Hormetic versus toxic effects of vegetable tannin in a multitest study

De Nicola E., Gallo M., Iaccarino M., Meric S., Oral R., Russo T., ...More

ARCHIVES OF ENVIRONMENTAL CONTAMINATION AND TOXICOLOGY, vol.46, no.3, pp.336-344, 2004 (SCI-Expanded) identifier identifier identifier

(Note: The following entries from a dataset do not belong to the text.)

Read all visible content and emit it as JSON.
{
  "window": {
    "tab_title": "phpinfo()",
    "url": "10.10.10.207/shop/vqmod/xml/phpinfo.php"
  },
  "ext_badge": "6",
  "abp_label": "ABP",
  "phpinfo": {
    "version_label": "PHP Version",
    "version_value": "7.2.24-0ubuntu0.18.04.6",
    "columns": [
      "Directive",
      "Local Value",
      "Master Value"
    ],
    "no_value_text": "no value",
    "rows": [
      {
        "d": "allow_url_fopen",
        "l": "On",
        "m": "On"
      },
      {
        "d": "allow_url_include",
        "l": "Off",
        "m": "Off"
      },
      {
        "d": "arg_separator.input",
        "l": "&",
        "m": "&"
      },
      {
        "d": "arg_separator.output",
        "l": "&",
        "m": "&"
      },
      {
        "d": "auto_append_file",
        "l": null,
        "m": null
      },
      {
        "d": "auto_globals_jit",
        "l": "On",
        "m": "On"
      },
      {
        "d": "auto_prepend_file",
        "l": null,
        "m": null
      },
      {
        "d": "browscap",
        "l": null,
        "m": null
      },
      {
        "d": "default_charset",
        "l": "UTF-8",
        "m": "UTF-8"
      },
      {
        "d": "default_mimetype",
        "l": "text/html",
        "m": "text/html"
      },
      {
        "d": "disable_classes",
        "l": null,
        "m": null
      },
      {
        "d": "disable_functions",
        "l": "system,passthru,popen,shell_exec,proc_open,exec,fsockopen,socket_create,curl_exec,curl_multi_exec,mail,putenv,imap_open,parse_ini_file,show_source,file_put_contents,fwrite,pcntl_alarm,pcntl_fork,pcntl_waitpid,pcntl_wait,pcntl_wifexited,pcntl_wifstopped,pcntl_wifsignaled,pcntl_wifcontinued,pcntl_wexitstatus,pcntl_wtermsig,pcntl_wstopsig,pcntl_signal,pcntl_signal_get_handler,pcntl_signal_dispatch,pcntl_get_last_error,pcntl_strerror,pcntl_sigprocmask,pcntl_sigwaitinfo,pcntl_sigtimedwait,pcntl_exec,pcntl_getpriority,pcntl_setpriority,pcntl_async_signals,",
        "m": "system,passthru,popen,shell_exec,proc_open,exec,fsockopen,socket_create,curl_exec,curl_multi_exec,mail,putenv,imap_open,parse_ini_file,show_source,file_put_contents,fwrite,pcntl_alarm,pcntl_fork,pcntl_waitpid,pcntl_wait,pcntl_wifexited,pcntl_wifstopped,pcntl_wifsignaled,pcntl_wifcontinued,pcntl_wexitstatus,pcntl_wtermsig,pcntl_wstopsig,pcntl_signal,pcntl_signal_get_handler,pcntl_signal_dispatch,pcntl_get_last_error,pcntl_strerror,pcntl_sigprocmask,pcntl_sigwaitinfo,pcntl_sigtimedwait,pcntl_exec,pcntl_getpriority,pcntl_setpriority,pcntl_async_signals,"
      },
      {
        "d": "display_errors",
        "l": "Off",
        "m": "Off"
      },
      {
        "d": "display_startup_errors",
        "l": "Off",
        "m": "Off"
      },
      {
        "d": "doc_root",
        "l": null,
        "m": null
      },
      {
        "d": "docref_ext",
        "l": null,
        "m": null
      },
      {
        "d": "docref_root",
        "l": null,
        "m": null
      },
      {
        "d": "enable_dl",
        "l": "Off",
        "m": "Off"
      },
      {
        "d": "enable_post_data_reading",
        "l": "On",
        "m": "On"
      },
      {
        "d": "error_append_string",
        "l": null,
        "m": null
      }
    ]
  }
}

Tannin from mimosa trees'(Acacia sp.) utilized in traditional leather tanning was tested for toxicity in sea urchin (Sphaerechinus granularis and Paracentrotus lividus) embryos and sperm, marine, and freshwater algae (Selenastrum capricornutum and Dunaliella tertiolecta), and Daphnia magna. Based on a two-step tanning procedure used in traditional tanneries, two mimosa tannin preparations, i.e., fresh tannin (FT) and used tannin (UT), were tested as suspensions. The early results in S. granularis embryos showed that UT exerted lower acute toxicity than FT, namely, 1 vs 100 mg/L, to obtain 100% mortality, respectively. Subsequent bioassays were conducted on fresh tannin water extracts (TWE) corresponding to nominal tannin concentrations ranging from 0.1 to 30 mg/L. Developmental toxicity, up to embryonic mortality was exerted by TWE at levels > 1 mg/L-2 S. granularis being more sensitive than P. lividus,embryos/larvae. At the concentration of 0.1 mg/L, the frequencies of larval malformations were significantly lower than in controls. This positive stimulatory. effect (currently termed as hormesis) was observed in extended numbers of culture replicates (up to 14) and was significant in the embryo cultures characterized by a relatively poor control quality (with <70% viable larvae in controls), whereas this effect was not observed in good-quality cultures (with greater than or equal to70% viable larvae in controls). Cytogenetic analysis of S. granularis embryos reared in FT or UT suspensions (1 mg/L to 1 g/L) showed mitotoxic effects (decrease in active mitoses per embryo) in FT-exposed, but not in UT-exposed embryos. Mitotic aberrations were significantly increased by 10 mg/L UT. Sperm fertilization success in both sea urchin species showed an increasing fertilization rate (FR) up to 0.3 mg/L TWE and a dose-related decrease in FR up to 30 mg/L. Again, the offspring of P. lividus sperm exposed to TWE (0.1 and 0.3 mg/L) showed a decrease in larval malformations compared to controls, whereas a dose-related increase in developmental defects was observed in the offspring of P. lividus sperm exposed to higher TWE levels (I to 30 mg/L). Algal cell growth bioassays in two species (S. capricornutum and D. tertiolecta) also showed a maximum growth at TWE levels ranging from 0.3 to 3 mg/L and a subsequent decline up to 30 mg/L TWE. D. magna bioassays resulted in daphnid immobilization by TWE concentrations ranging from 100 to 300 mg/L. The results demonstrate that tannins utilized in traditional leather tanning industry may raise concern of environmental damage at relatively high concentrations, whereas low-level tannins may result in hormetic effects. The present study also points to the need for bioassay design that should rely on adequate criteria in control quality, allowing to detect both inhibitory and hormetic effects.